Given data: Begin

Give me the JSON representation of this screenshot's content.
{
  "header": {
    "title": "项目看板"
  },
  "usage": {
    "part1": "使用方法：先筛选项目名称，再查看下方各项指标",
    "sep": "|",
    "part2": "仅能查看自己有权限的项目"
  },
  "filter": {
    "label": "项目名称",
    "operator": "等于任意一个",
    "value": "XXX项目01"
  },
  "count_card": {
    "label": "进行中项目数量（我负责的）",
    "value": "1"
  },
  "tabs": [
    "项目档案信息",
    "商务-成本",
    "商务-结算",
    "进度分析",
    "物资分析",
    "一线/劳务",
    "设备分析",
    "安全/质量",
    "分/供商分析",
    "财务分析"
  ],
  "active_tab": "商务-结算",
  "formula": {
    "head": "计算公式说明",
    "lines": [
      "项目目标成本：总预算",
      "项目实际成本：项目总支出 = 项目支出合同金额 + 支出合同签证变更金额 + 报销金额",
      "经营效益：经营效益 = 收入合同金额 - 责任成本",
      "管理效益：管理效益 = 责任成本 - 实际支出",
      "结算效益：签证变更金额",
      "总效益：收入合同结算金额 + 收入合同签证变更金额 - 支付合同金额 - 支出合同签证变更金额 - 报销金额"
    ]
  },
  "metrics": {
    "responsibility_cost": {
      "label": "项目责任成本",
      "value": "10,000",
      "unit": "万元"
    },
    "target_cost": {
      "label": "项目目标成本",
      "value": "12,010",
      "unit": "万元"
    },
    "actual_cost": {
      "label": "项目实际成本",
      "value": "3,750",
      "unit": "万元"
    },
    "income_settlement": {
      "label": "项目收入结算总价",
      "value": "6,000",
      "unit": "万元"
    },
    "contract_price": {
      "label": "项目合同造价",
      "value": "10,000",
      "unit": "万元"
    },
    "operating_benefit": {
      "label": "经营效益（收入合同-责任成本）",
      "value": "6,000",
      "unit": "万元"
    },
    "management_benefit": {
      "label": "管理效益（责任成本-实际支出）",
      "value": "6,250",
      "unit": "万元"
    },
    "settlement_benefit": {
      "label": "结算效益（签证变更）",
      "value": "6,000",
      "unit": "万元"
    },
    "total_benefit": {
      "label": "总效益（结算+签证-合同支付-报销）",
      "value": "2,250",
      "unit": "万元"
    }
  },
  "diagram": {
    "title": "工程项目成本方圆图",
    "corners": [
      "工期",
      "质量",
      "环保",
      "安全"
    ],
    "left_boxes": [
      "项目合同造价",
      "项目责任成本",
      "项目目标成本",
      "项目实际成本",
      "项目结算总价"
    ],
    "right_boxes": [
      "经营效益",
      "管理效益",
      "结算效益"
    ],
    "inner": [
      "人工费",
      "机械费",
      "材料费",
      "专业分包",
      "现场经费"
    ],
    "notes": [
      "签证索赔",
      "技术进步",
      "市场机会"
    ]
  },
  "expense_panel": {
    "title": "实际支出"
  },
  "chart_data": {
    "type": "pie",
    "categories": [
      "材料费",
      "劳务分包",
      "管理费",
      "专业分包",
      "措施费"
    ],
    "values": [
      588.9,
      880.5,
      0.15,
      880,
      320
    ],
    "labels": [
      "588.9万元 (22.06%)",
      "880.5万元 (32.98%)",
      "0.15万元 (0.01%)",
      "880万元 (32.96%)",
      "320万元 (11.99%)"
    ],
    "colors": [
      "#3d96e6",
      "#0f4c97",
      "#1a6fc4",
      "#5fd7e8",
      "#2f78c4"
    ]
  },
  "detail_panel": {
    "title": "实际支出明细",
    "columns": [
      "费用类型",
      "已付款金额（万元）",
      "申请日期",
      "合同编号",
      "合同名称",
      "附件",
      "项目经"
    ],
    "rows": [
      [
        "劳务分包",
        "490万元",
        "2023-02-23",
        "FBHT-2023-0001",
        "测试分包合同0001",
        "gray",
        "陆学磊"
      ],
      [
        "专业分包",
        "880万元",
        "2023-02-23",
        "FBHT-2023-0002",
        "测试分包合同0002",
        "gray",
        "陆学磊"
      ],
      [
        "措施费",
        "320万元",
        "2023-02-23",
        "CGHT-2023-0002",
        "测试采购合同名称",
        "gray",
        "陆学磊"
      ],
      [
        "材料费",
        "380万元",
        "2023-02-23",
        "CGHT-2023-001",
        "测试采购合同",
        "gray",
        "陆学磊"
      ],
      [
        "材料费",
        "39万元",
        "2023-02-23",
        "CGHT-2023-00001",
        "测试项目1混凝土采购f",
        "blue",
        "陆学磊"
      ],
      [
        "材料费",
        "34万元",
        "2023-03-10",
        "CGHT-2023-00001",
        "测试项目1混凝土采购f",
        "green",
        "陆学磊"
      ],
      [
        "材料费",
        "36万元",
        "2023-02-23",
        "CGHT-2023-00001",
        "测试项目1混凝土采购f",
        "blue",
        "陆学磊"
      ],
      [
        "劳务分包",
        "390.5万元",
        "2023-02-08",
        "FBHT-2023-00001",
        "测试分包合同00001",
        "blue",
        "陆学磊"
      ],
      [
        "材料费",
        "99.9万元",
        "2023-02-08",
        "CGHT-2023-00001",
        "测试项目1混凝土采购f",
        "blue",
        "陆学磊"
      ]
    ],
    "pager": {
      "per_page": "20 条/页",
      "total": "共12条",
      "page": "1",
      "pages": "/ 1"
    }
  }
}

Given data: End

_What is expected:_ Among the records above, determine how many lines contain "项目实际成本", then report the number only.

_Reply to the exercise:_ 3